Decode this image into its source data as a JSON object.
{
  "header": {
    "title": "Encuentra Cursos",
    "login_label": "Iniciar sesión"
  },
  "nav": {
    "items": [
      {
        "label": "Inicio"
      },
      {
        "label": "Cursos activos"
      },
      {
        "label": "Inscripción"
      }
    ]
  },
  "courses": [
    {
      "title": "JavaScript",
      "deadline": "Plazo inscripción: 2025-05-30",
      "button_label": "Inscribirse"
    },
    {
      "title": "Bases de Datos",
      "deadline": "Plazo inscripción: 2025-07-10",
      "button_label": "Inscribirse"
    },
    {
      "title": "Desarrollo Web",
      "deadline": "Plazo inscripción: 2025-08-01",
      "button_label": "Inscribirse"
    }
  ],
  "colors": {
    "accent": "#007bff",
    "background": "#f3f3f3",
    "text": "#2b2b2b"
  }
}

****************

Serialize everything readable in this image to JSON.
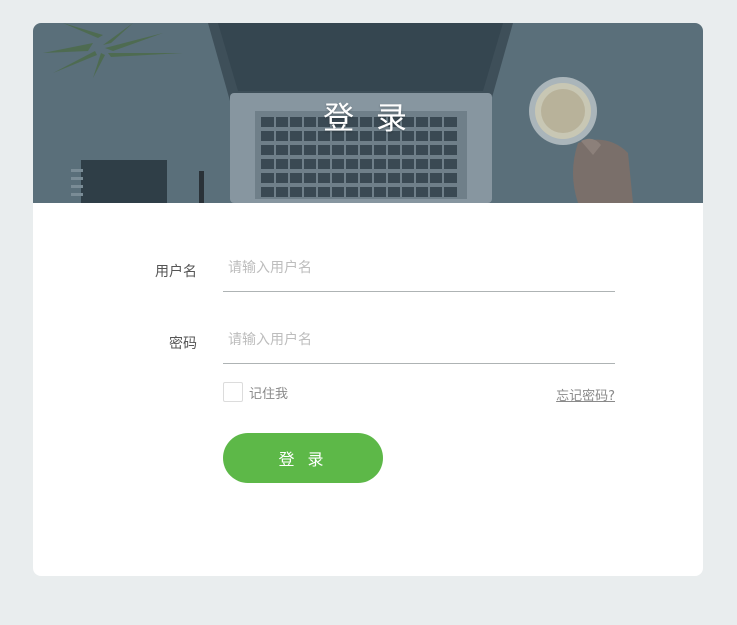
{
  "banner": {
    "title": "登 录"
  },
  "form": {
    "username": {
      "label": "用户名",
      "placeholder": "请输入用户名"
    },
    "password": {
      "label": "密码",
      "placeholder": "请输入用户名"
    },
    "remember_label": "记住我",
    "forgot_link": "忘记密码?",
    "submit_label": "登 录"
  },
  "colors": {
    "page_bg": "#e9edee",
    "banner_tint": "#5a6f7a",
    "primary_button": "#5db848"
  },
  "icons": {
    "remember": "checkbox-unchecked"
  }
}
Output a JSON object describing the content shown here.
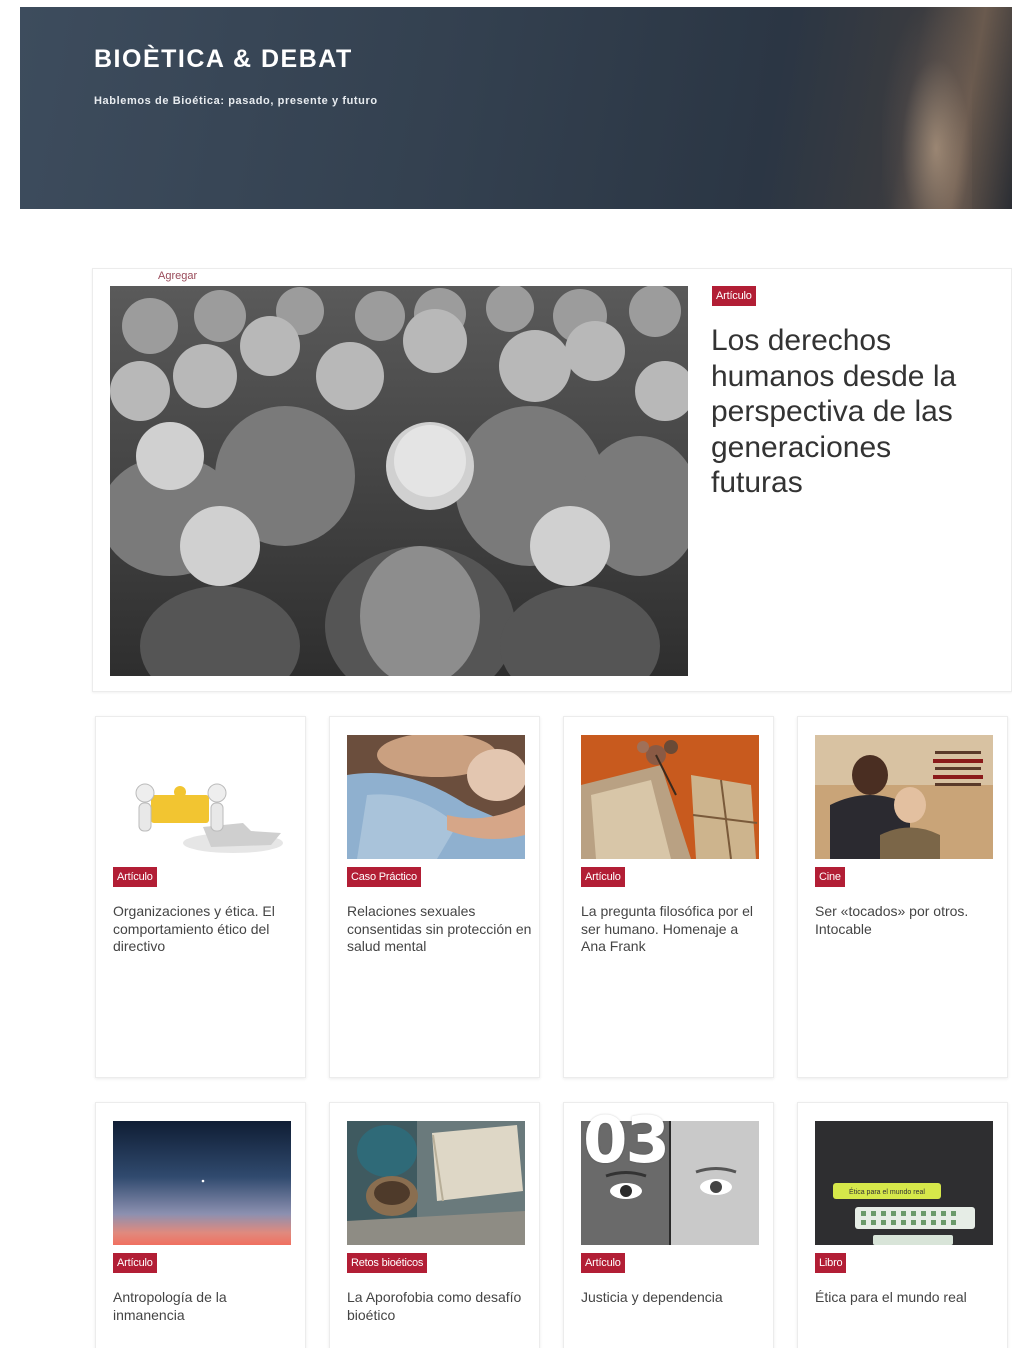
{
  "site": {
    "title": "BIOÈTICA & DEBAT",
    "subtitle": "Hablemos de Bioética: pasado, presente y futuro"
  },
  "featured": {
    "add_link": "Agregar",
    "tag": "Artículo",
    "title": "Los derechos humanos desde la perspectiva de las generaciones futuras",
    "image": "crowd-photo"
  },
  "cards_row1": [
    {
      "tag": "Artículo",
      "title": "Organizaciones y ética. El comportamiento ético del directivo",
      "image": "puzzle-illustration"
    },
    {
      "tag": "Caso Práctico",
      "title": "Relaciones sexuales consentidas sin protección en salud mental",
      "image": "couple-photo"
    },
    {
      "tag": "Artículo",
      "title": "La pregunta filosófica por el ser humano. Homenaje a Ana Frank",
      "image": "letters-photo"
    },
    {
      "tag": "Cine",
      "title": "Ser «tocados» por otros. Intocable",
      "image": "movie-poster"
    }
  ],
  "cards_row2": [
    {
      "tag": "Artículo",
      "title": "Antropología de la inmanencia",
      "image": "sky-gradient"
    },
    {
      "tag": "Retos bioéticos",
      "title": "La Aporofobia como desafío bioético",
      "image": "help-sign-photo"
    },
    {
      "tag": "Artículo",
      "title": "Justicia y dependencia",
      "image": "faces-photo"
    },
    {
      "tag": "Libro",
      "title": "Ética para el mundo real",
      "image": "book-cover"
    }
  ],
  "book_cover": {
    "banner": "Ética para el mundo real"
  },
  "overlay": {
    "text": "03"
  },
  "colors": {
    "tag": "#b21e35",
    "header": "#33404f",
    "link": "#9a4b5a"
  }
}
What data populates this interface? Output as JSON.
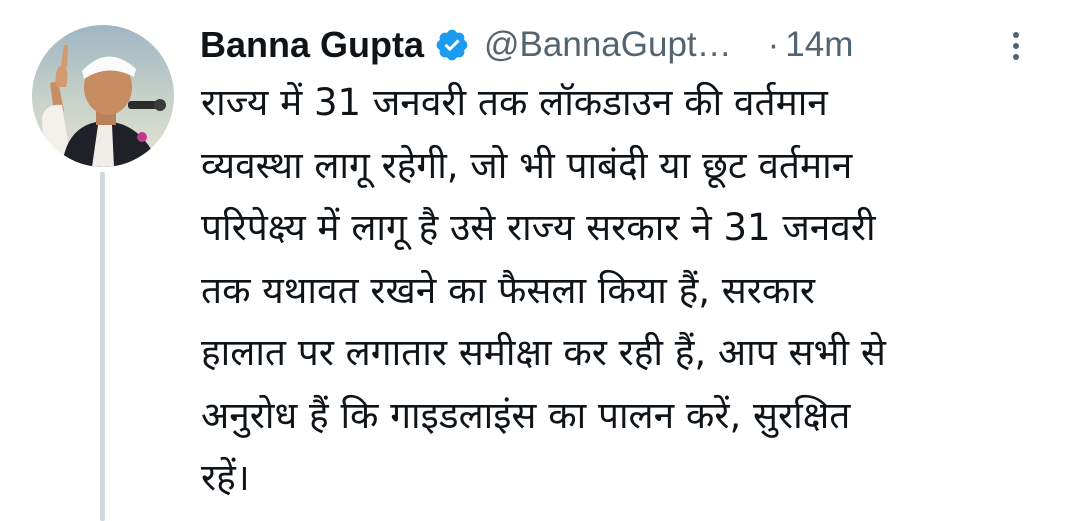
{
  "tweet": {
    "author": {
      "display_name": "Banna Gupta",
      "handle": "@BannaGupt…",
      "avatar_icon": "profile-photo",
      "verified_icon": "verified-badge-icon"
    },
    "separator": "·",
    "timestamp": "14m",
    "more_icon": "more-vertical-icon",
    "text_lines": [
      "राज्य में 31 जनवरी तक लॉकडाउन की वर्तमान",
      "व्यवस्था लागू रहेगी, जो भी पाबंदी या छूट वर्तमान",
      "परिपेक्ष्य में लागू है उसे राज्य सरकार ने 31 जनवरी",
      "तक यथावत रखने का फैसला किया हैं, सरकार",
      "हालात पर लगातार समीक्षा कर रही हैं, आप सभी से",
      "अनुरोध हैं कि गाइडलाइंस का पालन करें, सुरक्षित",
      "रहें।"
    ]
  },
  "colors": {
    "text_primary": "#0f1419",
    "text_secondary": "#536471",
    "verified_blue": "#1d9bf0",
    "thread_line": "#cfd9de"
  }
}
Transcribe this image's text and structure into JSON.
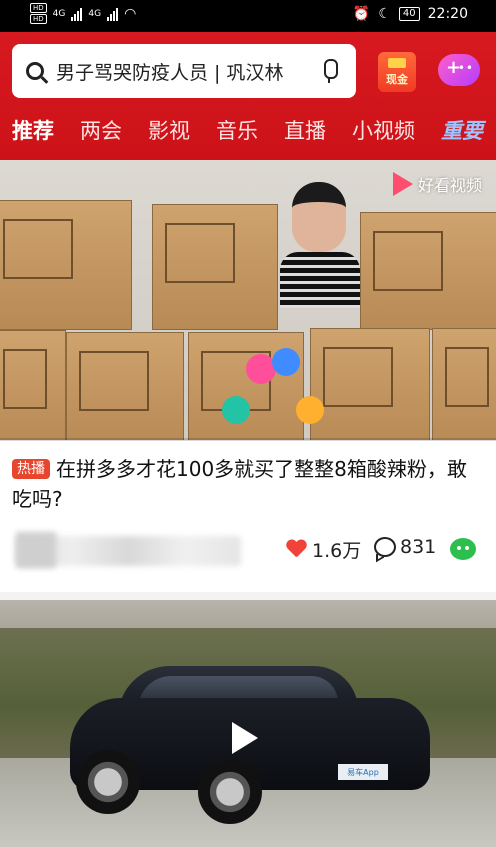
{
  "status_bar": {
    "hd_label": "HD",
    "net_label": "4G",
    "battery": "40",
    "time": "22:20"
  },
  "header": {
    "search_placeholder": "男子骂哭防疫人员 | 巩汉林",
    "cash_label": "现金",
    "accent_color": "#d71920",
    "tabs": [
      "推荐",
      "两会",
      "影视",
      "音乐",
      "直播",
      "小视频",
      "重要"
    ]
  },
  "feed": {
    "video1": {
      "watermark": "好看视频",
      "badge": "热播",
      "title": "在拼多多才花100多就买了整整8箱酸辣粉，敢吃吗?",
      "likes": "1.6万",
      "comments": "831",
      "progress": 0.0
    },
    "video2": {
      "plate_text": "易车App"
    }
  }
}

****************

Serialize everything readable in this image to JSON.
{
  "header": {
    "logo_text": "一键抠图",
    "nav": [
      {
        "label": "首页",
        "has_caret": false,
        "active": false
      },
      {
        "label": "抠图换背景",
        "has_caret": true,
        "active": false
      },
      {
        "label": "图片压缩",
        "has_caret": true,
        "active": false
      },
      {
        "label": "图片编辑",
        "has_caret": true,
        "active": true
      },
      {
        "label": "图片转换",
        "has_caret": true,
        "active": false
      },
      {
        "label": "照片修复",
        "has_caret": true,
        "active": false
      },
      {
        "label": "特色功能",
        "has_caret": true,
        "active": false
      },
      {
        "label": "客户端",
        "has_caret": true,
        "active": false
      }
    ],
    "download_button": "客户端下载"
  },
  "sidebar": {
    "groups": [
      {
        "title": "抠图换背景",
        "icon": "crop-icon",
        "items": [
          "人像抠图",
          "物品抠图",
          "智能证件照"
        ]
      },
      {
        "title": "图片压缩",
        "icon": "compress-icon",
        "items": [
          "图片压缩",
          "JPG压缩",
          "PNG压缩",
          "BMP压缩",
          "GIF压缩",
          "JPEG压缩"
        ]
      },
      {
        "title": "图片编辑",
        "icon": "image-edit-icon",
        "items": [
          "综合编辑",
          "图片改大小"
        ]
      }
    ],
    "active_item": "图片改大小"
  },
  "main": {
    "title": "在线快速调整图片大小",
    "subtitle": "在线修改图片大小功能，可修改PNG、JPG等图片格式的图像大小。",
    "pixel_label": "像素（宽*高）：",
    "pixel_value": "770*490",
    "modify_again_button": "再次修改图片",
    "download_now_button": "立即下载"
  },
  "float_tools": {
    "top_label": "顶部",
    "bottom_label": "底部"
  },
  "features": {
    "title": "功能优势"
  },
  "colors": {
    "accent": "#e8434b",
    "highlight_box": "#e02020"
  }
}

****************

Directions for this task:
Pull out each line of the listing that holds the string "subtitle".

Exercise result:
    "subtitle": "Hablemos de Bioética: pasado, presente y futuro"
    "subtitle": "在线修改图片大小功能，可修改PNG、JPG等图片格式的图像大小。",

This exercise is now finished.